This kind of thing has happened to me more than once. It demonstrates the survival mindset in a pure form – thriving on hyperbole and stifling the creativity that turns good ideas into great products.
Companies at all stages of maturity struggle with fear about survival. But the struggle is especially acute for startup entrepreneurs. Often babes-in-the-woods, they seek advice out of near-total ignorance. They are told to focus on the critical path to funding, and they get (and pay for) help with that. So they write a business plan, establish market receptivity, and polish their pitch. But rarely does anyone offer to help them refine and re-imagine their product.
What new entrepreneurs need most is not more polish, but a better shoe (if you'll pardon the metaphor). And this is not a cause for disgrace. In fact, in the world of product development it's more like a law of nature. Successful products rarely resemble the original ideas from which they spring (see Bob Rosenfeld's book Making The Invisible Visible).
I have some direct experience with startups myself. I was the 63rd employee at Sybase way back in 1986, and saw the company grow and go public. I've been with a few more since, and lately I've been advising a social-networking startup. From all the failures and successes, I've come to the conclusion that once the money talks, eventually everybody walks.
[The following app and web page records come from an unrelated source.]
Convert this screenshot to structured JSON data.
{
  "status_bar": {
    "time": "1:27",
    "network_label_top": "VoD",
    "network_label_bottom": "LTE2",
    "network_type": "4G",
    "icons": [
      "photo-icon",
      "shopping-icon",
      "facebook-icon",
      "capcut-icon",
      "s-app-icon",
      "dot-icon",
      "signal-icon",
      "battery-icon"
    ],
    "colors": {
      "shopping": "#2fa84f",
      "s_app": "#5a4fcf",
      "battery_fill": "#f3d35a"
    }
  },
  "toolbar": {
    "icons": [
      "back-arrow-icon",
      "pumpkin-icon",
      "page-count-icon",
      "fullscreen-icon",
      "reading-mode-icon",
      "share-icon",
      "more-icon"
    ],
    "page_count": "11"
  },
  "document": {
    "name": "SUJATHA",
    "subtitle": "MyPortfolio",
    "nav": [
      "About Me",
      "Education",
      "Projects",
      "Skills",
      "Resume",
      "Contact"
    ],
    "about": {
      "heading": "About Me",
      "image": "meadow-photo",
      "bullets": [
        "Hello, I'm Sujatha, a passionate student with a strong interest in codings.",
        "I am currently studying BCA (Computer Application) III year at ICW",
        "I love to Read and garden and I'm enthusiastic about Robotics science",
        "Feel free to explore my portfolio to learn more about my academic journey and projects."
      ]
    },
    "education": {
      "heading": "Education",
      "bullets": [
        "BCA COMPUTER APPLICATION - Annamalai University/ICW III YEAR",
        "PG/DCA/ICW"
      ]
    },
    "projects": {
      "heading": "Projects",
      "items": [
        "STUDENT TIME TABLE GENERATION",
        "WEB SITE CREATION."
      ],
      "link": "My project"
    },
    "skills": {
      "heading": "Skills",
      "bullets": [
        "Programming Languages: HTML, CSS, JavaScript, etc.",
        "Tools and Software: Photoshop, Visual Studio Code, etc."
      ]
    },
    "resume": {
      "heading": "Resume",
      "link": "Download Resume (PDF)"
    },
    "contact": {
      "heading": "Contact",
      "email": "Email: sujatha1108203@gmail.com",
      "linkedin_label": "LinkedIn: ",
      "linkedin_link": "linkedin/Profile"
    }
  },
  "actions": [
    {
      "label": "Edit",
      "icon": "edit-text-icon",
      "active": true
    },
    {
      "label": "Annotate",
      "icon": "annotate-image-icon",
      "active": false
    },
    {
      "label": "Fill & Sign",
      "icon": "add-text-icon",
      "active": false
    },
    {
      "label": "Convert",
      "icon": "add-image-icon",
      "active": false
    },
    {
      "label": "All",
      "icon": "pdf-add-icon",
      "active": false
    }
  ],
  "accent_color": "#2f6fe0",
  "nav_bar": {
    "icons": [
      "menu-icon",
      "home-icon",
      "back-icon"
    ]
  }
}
The startups that succeeded did so, in part, by keeping the survival (i.e. funding) quest in perspective.
I'm interested in this subject because I see too many business incubators inadvertently wringing much of the creativity (and therefore, the value) out of entrepreneurship. The drama surrounding that fistful of dollars on the horizon is a serious distraction to a starving entrepreneur. As money talks, so does the promise of money. And the promise of $1M in angel or venture funding talks so very loudly that it drowns out other sounds the entrepreneur should be hearing.
At the end of the day, new companies succeed because they're meeting a real market need, and meeting it well. So if your venture is not attracting investment, there's a pretty good chance your product, in its current form, just isn't good enough. That's not a cause for despair, but it is a trail marker worthy of your attention.
Real scrutiny of their idea, itself, is a tough pill for any entrepreneur to swallow. In the development of my own consulting business, it was a tough pill for me. We all love our children, whether they're sweet-smelling babies or sweet-smelling ideas. But where children are concerned, love is no excuse for blindness.
Loving a child requires appreciating its deficiencies as well as its beauty, a balanced perspective that leads to healthier development and growth. Who is providing it to startup entrepreneurs?